While Herrera, was acutely aware of diabetes, heart disease — another closely related health threat with just as many familial warning signs — was flying under her radar.
When her 37-year-old sister’s heart stopped as a complication of her diabetes, Herrera asked a coach at her school for some fitness tips. He helped her design a regimen that included lifting weights and running. She also started watching her diet.
“But I’ll be honest,” Herrera said, “if the coach wasn’t watching, I had my bag of potato chips. I’d go to my older sister’s house and not think twice about what I was putting into my body. I was telling myself it was OK because I was working out.”
Turn for the worse
Around the start of the 2017-18 school year, a checkup showed she had prediabetes. Not type 1 like her mother, younger sister, and father, but type 2, the kind often traced to lifestyle choices, such as consuming sodas, pork tamales slathered in salsa, and refried beans. The doctor encouraged Christina to keep exercising and to pay closer attention to her diet.
“But I was so naïve about what that meant,” she said. “I thought that if I kept eating salads, that was good enough.”
In the final weeks of that school year, as Herrera walked the stairs to her second-floor classroom, her heart raced. Breaths became short. She began sweating. When she got to her room, her stomach felt upset.
She was persuaded to visit the school nurse, who checked Herrera’s blood pressure.
“I have to call an ambulance,” the nurse said.
A stress test led to a cardiac catheterization procedure, which led to open-heart surgery for a triple bypass. In the hospital, Herrera found out she was no longer prediabetic. She had type 2 diabetes.
People living with type 2 diabetes are twice as likely to develop and die from cardiovascular disease, such as heart attacks, strokes, and heart failure. For Herrera, open-heart surgery was her final wake-up call.

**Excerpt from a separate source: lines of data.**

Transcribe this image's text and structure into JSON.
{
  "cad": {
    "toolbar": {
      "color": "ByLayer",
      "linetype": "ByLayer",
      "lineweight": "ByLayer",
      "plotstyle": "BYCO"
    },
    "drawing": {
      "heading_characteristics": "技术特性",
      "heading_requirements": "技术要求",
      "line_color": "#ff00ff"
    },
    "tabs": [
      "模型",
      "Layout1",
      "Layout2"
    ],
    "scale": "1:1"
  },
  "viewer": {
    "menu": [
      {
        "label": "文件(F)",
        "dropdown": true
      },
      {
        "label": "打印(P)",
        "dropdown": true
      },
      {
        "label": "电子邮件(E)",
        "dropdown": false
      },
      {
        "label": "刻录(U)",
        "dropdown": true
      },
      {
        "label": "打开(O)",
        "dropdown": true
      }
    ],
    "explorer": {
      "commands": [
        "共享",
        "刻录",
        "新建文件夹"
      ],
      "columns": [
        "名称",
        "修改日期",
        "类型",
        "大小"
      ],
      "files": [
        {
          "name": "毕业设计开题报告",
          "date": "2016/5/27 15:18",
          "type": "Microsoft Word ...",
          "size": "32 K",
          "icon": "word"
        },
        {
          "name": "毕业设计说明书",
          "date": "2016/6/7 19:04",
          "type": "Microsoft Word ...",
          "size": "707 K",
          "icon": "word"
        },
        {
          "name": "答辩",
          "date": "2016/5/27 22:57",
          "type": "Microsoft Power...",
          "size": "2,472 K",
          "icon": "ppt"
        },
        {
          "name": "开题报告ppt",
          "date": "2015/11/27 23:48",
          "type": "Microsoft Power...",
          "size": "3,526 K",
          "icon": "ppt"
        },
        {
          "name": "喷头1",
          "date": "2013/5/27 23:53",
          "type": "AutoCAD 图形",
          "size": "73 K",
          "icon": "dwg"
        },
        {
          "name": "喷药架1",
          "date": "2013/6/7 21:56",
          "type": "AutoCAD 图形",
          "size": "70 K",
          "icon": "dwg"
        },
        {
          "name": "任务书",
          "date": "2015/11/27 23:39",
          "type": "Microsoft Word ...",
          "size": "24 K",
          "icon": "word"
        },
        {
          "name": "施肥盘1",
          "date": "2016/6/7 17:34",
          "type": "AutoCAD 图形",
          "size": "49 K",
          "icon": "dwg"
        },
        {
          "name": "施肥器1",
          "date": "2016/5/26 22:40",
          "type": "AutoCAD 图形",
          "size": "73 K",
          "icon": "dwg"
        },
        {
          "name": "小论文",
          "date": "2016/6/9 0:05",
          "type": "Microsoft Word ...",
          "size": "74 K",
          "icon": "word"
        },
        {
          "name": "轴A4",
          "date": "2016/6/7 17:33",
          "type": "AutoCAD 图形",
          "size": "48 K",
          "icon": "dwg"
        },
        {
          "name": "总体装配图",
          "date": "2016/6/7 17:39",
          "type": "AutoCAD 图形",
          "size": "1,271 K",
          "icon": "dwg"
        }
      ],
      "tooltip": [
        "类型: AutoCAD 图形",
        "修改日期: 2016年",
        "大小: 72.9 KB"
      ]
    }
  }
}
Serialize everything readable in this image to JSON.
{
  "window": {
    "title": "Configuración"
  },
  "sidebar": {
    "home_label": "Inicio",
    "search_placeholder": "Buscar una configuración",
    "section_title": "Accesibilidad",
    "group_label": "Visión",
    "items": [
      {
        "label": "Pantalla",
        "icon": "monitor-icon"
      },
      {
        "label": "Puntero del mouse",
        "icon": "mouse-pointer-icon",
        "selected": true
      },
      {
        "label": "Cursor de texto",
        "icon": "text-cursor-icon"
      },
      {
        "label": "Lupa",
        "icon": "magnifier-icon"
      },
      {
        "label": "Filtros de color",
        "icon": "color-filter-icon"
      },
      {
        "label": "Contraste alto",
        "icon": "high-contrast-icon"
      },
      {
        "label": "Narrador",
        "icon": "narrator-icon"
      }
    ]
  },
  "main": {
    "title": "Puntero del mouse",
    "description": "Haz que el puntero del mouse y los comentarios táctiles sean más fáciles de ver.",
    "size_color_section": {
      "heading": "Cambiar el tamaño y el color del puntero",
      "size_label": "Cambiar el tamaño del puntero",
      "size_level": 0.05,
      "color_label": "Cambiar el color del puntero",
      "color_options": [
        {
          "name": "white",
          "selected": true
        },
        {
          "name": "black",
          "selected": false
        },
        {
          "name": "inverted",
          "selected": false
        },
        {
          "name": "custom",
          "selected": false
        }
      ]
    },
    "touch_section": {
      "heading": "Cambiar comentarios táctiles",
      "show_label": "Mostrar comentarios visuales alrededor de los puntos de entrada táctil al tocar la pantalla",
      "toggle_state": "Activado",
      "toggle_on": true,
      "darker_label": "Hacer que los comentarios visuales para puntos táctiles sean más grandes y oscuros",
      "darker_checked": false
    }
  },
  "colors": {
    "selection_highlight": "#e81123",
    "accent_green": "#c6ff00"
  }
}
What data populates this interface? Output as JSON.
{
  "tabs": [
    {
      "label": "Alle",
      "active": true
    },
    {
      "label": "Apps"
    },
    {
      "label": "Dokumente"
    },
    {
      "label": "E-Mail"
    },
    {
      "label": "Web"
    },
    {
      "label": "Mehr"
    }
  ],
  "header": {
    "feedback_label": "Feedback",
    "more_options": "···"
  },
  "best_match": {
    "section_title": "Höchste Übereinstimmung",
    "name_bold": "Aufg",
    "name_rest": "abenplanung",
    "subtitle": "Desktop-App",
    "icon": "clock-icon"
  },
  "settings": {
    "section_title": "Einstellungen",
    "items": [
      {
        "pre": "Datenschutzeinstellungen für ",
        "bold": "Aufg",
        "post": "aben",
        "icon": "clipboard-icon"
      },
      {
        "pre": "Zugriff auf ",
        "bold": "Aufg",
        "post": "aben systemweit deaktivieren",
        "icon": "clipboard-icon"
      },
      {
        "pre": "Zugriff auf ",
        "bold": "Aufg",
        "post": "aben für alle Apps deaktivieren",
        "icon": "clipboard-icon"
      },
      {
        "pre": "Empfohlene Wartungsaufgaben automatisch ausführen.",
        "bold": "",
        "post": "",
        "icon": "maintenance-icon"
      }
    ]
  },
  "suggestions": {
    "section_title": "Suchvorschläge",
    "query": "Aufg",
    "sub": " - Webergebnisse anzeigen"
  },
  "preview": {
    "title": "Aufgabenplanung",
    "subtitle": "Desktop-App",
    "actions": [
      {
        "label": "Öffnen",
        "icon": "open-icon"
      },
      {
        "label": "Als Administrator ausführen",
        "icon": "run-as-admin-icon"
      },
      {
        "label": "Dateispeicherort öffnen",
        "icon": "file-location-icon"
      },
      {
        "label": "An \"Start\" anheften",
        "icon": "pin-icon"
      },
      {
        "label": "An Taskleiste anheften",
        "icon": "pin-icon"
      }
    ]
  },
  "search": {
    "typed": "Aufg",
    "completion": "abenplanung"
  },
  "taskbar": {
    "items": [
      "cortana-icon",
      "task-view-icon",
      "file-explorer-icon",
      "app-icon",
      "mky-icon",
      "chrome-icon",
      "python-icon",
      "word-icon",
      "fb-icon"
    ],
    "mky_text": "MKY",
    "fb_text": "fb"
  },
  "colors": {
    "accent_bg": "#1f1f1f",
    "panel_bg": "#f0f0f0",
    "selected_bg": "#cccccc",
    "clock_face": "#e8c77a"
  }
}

Herrera doubled down on her research, learning how to scrutinize food nutrition labels and make better choices when ordering meals in her favorite restaurants. Herrera, a Know Diabetes by Heart national ambassador, also started running with the encouragement of high school friends she reconnected with after her surgery.
She began running in October 2018 and completed her first 10K last December. She now has her sights set on a triathlon. While the event date keeps moving due to COVID-19, Herrera keeps her eye on her goal and trains as if her life depends on it. Because it just might.
Some of Herrera’s family members and friends don’t understand her passion for health. Their attitude, she said, is “If I get sick, I get sick.” But her emotional heart is scarred by losing her parents and sister to diabetes and heart disease.
“Getting up every morning is a wonderful thing,” Herrera said. “Diabetes is not hopeless. You can make changes and you can reverse this.”
She’s taking her second chance — her “take 2” — to manage her diabetes, protect her heart, and build a healthy life for her son.
“I pledge that it ends with me,” she said.